MATERIAL TO PROCESS:
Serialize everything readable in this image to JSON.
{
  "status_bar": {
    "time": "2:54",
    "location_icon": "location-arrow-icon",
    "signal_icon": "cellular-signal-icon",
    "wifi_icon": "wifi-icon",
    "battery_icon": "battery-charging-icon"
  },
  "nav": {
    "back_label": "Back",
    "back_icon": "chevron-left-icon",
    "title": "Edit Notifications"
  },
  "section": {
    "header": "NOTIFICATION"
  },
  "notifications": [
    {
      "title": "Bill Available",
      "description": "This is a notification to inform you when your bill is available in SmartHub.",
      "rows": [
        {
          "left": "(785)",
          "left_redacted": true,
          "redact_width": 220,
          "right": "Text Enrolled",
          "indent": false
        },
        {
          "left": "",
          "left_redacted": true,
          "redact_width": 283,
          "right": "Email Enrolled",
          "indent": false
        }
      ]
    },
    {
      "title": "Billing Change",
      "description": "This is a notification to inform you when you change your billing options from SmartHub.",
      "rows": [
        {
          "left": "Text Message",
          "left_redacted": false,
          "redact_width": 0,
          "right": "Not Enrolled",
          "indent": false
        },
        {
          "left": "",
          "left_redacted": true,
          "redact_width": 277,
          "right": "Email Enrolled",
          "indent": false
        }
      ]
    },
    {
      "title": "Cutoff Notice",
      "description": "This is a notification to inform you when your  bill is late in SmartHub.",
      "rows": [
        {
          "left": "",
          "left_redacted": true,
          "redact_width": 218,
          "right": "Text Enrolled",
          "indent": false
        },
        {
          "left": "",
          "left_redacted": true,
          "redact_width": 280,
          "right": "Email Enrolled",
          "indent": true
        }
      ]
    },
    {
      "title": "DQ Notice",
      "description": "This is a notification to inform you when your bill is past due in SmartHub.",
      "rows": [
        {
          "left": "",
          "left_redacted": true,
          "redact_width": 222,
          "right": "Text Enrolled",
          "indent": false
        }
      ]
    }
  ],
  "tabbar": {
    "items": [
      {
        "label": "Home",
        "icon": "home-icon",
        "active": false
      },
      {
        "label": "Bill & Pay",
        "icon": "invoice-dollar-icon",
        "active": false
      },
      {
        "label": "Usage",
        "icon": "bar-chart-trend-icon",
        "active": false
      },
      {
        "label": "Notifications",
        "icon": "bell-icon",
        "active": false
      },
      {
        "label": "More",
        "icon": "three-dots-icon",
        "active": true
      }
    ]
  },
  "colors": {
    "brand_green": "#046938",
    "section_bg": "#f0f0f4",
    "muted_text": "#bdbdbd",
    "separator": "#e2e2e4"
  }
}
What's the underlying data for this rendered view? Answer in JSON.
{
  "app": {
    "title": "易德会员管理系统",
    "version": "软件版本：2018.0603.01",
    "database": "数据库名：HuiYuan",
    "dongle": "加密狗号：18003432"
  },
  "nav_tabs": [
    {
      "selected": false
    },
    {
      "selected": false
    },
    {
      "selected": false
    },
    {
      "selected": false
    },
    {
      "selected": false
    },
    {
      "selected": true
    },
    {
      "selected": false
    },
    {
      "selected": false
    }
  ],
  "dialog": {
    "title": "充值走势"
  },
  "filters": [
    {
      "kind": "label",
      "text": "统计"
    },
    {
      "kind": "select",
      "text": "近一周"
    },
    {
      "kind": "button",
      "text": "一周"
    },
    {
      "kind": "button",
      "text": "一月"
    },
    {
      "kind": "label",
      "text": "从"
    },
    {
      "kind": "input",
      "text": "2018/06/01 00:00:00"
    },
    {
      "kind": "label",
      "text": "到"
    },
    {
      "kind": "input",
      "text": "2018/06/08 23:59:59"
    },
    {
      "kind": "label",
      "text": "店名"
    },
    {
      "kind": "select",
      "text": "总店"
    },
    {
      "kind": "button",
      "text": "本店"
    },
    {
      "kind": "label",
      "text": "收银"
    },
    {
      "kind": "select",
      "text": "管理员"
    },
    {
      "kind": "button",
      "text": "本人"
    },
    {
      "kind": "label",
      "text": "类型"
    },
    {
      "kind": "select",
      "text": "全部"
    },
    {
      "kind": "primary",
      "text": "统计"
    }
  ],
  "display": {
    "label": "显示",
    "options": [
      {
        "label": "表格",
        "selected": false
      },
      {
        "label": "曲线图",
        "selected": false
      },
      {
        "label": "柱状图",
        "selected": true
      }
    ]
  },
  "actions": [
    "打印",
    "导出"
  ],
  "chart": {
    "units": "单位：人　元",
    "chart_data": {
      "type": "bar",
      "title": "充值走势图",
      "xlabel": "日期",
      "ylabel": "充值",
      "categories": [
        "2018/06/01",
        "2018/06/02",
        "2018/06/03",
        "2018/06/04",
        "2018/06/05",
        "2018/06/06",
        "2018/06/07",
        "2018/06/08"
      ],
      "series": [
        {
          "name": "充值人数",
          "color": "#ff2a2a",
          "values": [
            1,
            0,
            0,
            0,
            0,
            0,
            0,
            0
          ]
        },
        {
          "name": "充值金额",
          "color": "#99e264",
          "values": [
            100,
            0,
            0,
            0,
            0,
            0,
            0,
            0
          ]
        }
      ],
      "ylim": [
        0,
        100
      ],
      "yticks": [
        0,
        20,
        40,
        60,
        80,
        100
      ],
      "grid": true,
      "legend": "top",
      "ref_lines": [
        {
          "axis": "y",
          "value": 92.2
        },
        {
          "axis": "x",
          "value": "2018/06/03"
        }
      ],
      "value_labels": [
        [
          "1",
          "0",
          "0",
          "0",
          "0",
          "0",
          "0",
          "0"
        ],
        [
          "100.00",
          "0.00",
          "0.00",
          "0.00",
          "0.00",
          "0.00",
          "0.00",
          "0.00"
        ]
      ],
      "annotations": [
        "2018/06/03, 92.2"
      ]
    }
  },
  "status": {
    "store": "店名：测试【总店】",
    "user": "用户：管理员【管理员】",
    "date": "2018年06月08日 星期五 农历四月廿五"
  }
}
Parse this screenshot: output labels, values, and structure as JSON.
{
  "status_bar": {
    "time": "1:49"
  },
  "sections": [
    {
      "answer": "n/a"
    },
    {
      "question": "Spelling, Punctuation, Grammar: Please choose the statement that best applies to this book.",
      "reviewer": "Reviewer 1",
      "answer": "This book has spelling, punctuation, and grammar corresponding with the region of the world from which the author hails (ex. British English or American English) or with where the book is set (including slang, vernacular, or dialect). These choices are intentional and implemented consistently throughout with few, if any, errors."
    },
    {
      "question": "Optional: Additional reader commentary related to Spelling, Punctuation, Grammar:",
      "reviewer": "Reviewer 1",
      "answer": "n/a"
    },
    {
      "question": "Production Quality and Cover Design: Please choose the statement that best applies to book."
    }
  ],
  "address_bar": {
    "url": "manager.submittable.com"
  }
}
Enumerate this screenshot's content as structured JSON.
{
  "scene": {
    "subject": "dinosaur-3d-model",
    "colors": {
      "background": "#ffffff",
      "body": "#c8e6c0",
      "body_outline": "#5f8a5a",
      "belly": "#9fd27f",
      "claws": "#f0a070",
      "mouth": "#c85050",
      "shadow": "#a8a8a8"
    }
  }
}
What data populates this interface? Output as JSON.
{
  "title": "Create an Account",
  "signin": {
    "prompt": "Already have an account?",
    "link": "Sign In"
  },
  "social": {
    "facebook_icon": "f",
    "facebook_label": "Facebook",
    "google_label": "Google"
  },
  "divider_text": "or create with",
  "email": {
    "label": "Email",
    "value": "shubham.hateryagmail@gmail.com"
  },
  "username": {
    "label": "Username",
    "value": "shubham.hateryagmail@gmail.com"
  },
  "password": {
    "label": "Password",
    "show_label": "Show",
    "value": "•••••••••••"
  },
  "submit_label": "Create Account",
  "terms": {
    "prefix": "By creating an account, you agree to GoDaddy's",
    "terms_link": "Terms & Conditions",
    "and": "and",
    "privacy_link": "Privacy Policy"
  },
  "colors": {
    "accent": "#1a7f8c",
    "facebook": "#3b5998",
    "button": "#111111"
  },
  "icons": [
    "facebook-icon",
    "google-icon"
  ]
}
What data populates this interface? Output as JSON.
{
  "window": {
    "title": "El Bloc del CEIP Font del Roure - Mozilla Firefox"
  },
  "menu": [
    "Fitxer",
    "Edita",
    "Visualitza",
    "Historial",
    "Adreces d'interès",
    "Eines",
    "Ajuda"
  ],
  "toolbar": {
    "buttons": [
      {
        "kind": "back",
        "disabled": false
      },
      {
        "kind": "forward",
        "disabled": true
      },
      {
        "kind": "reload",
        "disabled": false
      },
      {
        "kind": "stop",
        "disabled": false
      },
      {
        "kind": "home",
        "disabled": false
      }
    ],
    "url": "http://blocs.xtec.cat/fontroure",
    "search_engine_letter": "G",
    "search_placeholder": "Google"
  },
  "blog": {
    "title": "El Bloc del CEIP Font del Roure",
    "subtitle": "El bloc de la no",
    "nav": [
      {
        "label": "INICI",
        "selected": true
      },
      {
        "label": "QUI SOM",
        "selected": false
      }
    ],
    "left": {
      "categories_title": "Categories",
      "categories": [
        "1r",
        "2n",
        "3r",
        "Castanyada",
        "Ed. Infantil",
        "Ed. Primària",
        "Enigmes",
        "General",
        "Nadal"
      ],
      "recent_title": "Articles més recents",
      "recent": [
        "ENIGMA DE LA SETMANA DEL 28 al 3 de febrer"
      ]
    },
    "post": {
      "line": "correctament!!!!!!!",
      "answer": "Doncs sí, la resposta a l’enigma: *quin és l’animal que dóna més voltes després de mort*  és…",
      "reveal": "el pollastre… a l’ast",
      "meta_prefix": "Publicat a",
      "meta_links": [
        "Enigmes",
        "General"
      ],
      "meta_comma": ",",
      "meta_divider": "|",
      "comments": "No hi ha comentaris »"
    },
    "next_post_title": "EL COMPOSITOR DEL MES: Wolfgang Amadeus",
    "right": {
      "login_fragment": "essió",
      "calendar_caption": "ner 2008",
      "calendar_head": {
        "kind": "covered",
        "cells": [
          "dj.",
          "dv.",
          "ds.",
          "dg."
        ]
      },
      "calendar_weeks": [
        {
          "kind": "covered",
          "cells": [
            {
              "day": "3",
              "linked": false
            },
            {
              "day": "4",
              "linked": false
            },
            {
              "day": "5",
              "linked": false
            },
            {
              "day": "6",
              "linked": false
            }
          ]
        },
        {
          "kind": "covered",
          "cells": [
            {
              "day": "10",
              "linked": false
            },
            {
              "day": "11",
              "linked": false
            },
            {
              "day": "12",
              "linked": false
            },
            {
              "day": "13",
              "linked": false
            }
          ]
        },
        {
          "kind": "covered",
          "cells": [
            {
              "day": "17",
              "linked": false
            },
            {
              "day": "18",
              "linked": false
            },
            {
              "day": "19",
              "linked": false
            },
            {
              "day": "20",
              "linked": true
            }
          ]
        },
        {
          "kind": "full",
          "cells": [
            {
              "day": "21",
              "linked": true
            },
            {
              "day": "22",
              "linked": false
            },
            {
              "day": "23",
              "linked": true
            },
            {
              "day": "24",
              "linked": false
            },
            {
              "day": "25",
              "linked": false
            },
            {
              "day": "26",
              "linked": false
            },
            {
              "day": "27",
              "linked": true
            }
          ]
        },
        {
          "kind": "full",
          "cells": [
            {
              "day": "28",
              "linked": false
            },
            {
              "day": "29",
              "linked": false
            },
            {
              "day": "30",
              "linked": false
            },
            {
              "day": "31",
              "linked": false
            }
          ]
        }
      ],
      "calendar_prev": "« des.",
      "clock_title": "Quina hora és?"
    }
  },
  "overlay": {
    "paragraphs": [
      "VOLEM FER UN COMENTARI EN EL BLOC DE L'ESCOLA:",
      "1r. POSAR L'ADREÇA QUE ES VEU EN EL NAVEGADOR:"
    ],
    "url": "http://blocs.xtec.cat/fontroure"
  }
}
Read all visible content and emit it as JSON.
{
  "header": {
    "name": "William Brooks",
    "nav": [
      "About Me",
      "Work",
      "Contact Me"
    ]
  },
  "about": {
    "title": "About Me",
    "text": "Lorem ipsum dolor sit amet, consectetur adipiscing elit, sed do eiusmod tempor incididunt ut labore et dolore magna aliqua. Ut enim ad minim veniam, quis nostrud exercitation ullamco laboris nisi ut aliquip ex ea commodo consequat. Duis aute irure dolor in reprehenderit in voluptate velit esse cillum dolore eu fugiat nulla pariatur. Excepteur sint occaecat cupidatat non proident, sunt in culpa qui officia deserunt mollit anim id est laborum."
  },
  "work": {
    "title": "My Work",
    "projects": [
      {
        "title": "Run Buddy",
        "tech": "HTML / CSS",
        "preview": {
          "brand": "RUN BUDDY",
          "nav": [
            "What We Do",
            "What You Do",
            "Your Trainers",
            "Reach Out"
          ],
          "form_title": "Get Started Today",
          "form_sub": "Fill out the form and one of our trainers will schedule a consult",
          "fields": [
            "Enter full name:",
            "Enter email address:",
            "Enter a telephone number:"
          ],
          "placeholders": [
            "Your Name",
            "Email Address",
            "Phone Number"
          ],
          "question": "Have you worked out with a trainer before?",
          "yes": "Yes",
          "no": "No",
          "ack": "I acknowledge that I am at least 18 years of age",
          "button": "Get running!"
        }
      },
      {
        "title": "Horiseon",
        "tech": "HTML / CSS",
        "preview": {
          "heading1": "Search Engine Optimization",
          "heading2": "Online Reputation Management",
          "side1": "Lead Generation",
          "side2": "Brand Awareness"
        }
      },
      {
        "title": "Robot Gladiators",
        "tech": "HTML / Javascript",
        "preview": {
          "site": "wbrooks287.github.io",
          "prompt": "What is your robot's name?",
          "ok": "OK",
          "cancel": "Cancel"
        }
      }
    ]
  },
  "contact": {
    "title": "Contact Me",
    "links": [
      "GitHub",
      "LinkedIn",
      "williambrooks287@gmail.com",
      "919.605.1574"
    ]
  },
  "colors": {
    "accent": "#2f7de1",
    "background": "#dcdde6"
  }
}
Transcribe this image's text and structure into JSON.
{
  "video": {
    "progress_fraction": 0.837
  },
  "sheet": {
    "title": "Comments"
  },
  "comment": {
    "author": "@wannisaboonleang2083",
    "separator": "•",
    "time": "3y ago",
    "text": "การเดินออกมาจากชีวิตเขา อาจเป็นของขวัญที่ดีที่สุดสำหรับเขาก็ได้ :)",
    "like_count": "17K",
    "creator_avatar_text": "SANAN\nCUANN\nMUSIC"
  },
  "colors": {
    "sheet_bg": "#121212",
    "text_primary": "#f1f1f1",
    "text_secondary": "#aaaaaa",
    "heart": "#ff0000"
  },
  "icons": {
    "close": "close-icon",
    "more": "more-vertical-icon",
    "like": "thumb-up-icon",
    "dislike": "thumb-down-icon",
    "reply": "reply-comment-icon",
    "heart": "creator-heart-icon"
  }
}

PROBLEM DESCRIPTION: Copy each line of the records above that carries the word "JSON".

RESPONSE:
Serialize everything readable in this image to JSON.
What's the underlying data for this rendered view? Answer in JSON.
Parse this screenshot: output labels, values, and structure as JSON.
Enumerate this screenshot's content as structured JSON.
What data populates this interface? Output as JSON.
What data populates this interface? Output as JSON.
Read all visible content and emit it as JSON.
Transcribe this image's text and structure into JSON.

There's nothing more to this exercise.